On Monday, Hizballah downed an Israeli drone, leading the IDF to retaliate with airstrikes that killed one of the terrorist group’s commanders in southern Lebanon, and two more of its members in the northeast. The latter strike marks an escalation by the IDF, which normally confines its activities to the southern part of the country. Hizballah responded by firing two barrages of rockets into northern Israel on Tuesday, while Hamas operatives in Lebanon fired another barrage yesterday.

According to the Iran-backed militia, 219 of its fighters have been killed since October; six Israeli civilians and ten soldiers have lost their lives in the north. The Biden administration has meanwhile been involved in ongoing negotiations to prevent these skirmishes from turning into an all-out war. The administration’s plan, however, requires carrots for Hizballah in exchange for unenforceable guarantees, as Richard Goldberg explains:

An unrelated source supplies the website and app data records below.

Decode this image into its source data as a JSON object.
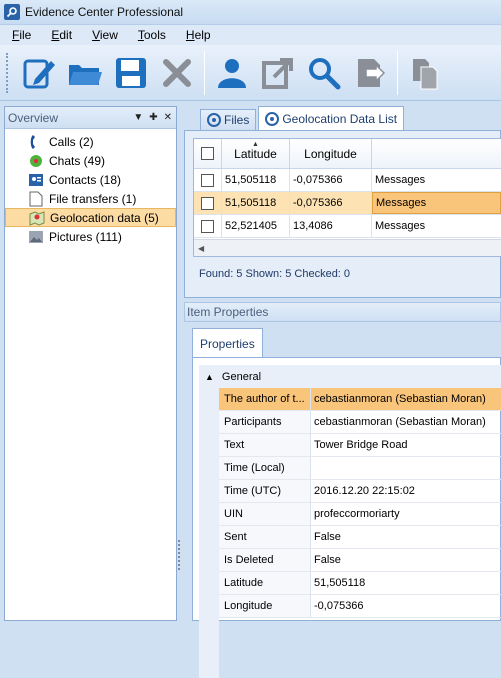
{
  "window": {
    "title": "Evidence Center Professional"
  },
  "menu": [
    {
      "label": "File",
      "ul": "F",
      "rest": "ile"
    },
    {
      "label": "Edit",
      "ul": "E",
      "rest": "dit"
    },
    {
      "label": "View",
      "ul": "V",
      "rest": "iew"
    },
    {
      "label": "Tools",
      "ul": "T",
      "rest": "ools"
    },
    {
      "label": "Help",
      "ul": "H",
      "rest": "elp"
    }
  ],
  "toolbar": {
    "buttons": [
      "edit-icon",
      "open-folder-icon",
      "save-icon",
      "delete-icon",
      "user-icon",
      "export-icon",
      "search-icon",
      "forward-icon",
      "copy-icon"
    ]
  },
  "overview": {
    "title": "Overview",
    "items": [
      {
        "label": "Calls (2)",
        "icon": "phone-icon"
      },
      {
        "label": "Chats (49)",
        "icon": "chat-icon"
      },
      {
        "label": "Contacts (18)",
        "icon": "contact-card-icon"
      },
      {
        "label": "File transfers (1)",
        "icon": "file-icon"
      },
      {
        "label": "Geolocation data (5)",
        "icon": "map-icon",
        "selected": true
      },
      {
        "label": "Pictures (111)",
        "icon": "picture-icon"
      }
    ]
  },
  "tabs": [
    {
      "label": "Files",
      "active": false
    },
    {
      "label": "Geolocation Data List",
      "active": true
    }
  ],
  "grid": {
    "columns": [
      "Latitude",
      "Longitude"
    ],
    "rows": [
      {
        "lat": "51,505118",
        "lon": "-0,075366",
        "msg": "Messages",
        "selected": false
      },
      {
        "lat": "51,505118",
        "lon": "-0,075366",
        "msg": "Messages",
        "selected": true
      },
      {
        "lat": "52,521405",
        "lon": "13,4086",
        "msg": "Messages",
        "selected": false
      }
    ],
    "status": "Found: 5  Shown: 5  Checked: 0"
  },
  "item_properties": {
    "title": "Item Properties",
    "tab": "Properties",
    "category": "General",
    "rows": [
      {
        "name": "The author of t...",
        "value": "cebastianmoran (Sebastian Moran)",
        "selected": true
      },
      {
        "name": "Participants",
        "value": "cebastianmoran (Sebastian Moran)"
      },
      {
        "name": "Text",
        "value": "Tower Bridge Road"
      },
      {
        "name": "Time (Local)",
        "value": ""
      },
      {
        "name": "Time (UTC)",
        "value": "2016.12.20 22:15:02"
      },
      {
        "name": "UIN",
        "value": "profeccormoriarty"
      },
      {
        "name": "Sent",
        "value": "False"
      },
      {
        "name": "Is Deleted",
        "value": "False"
      },
      {
        "name": "Latitude",
        "value": "51,505118"
      },
      {
        "name": "Longitude",
        "value": "-0,075366"
      }
    ]
  },
  "colors": {
    "selection": "#f9c57b",
    "frame": "#cfe0f3",
    "accent": "#2a62a8"
  }
}
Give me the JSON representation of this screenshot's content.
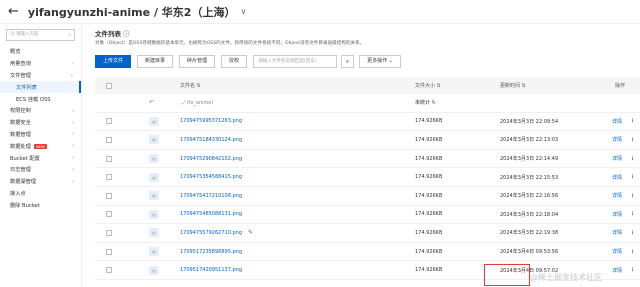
{
  "header": {
    "title": "yifangyunzhi-anime / 华东2（上海）"
  },
  "sidebar": {
    "search_placeholder": "Q 请输入内容",
    "items": [
      {
        "label": "概览"
      },
      {
        "label": "用量查询"
      },
      {
        "label": "文件管理"
      },
      {
        "label": "文件列表"
      },
      {
        "label": "ECS 挂载 OSS"
      },
      {
        "label": "权限控制"
      },
      {
        "label": "数据安全"
      },
      {
        "label": "数据管理"
      },
      {
        "label": "数据处理",
        "badge": "NEW"
      },
      {
        "label": "Bucket 配置"
      },
      {
        "label": "日志管理"
      },
      {
        "label": "数据湖管理"
      },
      {
        "label": "接入点"
      },
      {
        "label": "删除 Bucket"
      }
    ]
  },
  "main": {
    "title": "文件列表",
    "help_icon": "help-icon",
    "description": "对象（Object）是OSS存储数据的基本单元，也被称为OSS的文件。和传统的文件系统不同，Object没有文件目录层级结构的关系。",
    "toolbar": {
      "upload": "上传文件",
      "new_dir": "新建目录",
      "fragments": "碎片管理",
      "authorize": "授权",
      "search_placeholder": "请输入文件名前缀匹配(回车)",
      "more": "更多操作"
    },
    "columns": {
      "name": "文件名 ⇅",
      "size": "文件大小 ⇅",
      "time": "更新时间 ⇅",
      "ops": "操作"
    },
    "parent_row": {
      "path": "../ (to_anime)",
      "size": "未统计 ↻"
    },
    "files": [
      {
        "name": "1709475995371263.png",
        "size": "174.926KB",
        "time": "2024年3月3日 22:09:54",
        "action": "详情"
      },
      {
        "name": "1709475184330124.png",
        "size": "174.926KB",
        "time": "2024年3月3日 22:13:03",
        "action": "详情"
      },
      {
        "name": "1709475290842102.png",
        "size": "174.926KB",
        "time": "2024年3月3日 22:14:49",
        "action": "详情"
      },
      {
        "name": "1709475354588415.png",
        "size": "174.926KB",
        "time": "2024年3月3日 22:15:53",
        "action": "详情"
      },
      {
        "name": "1709475417210108.png",
        "size": "174.926KB",
        "time": "2024年3月3日 22:16:56",
        "action": "详情"
      },
      {
        "name": "1709475485088131.png",
        "size": "174.926KB",
        "time": "2024年3月3日 22:18:04",
        "action": "详情"
      },
      {
        "name": "1709475579262710.png",
        "size": "174.926KB",
        "time": "2024年3月3日 22:19:38",
        "action": "详情"
      },
      {
        "name": "1709517235898895.png",
        "size": "174.926KB",
        "time": "2024年3月4日 09:53:56",
        "action": "详情"
      },
      {
        "name": "1709517420951137.png",
        "size": "174.926KB",
        "time": "2024年3月4日 09:57:02",
        "action": "详情"
      }
    ]
  },
  "watermark": "@稀土掘金技术社区"
}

Israel and Hizballah last went to war in 2006. That summer, Hizballah crossed the border, killed three Israeli soldiers, and kidnapped two others. Israel responded with furious airstrikes, a naval blockade, and eventually a ground operation that met stiff resistance and mixed results. A UN-endorsed ceasefire went into effect after 34 days of war, accompanied by a Security Council Resolution that ordered the UN Interim Forces in Lebanon (UNIFIL) to assist the Lebanese Armed Forces (LAF) in disarming Hizballah in southern Lebanon—from the Israeli border up to the Litani River, some 30 kilometers away.

Despite billions of dollars in U.S. taxpayer support over the last seventeen years, the LAF made no requests to UNIFIL, which then never disarmed Hizballah. Instead, Iran accelerated delivering weapons to the terrorist group—building up its forces to a threat level that dwarfs the one Israel faced in 2006. The politics of Lebanon shifted over time as well, with Hizballah taking effective control of the Lebanese government and exerting its influence (and sometimes even control) over the LAF and its U.S.-funded systems.

Now the U.S. is offering Lebanon an economic bailout in exchange for a promise to keep Hizballah forces from coming within a mere ten kilometers of the border, essentially abrogating the Security Council resolution. Goldberg continues:

Who would be responsible for keeping the peace? The LAF and UNIFIL—the same pair that has spent seventeen years helping Hizballah become the threat it is today. That would guarantee that Hizballah’s commitments will never be verified or enforced.

It’s a win-win for [Hizballah’s chief Hassan] Nasrallah. Many of his fighters live and keep their missiles hidden within ten kilometers of Israel’s border. They will blend into the civilian population without any mechanism to force their departure. And even if the U.S. or France could verify a movement of weapons to the north, Nasrallah’s arsenal is more than capable of terrorizing Israeli cities from ten kilometers away. Meanwhile, a bailout of Lebanon will increase Hizballah’s popularity—demonstrating its tactics against Israel work.

Read more at The Dispatch

More about: Hizballah, Israeli Security, Joseph Biden